**Task brief**
Look for the word "comments" in the records, and copy each line where it appears.

################

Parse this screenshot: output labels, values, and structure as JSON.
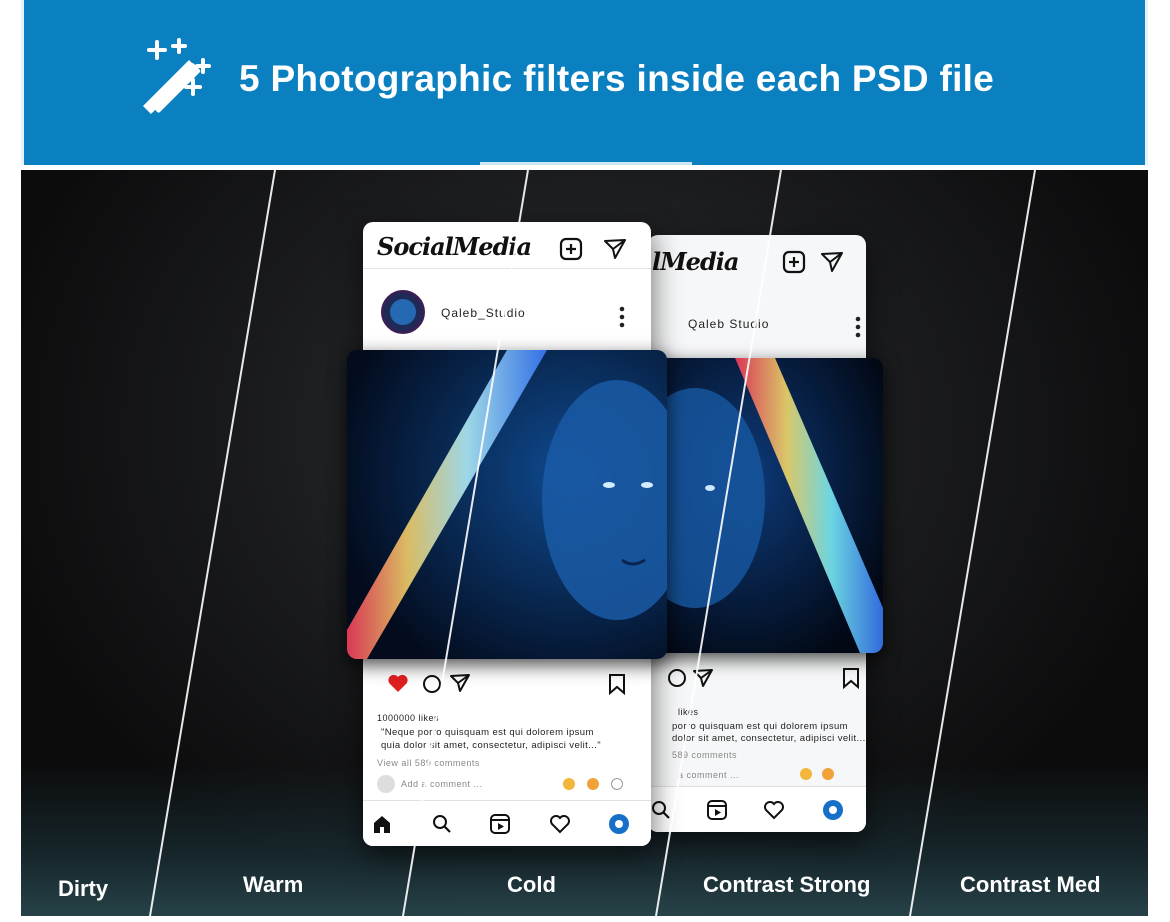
{
  "banner": {
    "title": "5 Photographic filters inside each PSD file",
    "icon": "magic-wand-icon",
    "background_color": "#0b80c1"
  },
  "filters": [
    "Dirty",
    "Warm",
    "Cold",
    "Contrast Strong",
    "Contrast Med"
  ],
  "post_front": {
    "app_logo": "SocialMedia",
    "username": "Qaleb_Studio",
    "likes": "1000000 likes",
    "caption_line1": "\"Neque porro quisquam est qui dolorem ipsum",
    "caption_line2": "quia dolor sit amet, consectetur, adipisci velit...\"",
    "view_comments": "View all 589 comments",
    "add_comment_placeholder": "Add a comment ..."
  },
  "post_back": {
    "app_logo": "lMedia",
    "username": "Qaleb Studio",
    "likes": "likes",
    "caption_line1": "porro quisquam est qui dolorem ipsum",
    "caption_line2": "dolor sit amet, consectetur, adipisci velit...\"",
    "view_comments": "589 comments",
    "add_comment_placeholder": "a comment ..."
  }
}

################

**Your response**
    "view_comments": "View all 589 comments",
    "view_comments": "589 comments",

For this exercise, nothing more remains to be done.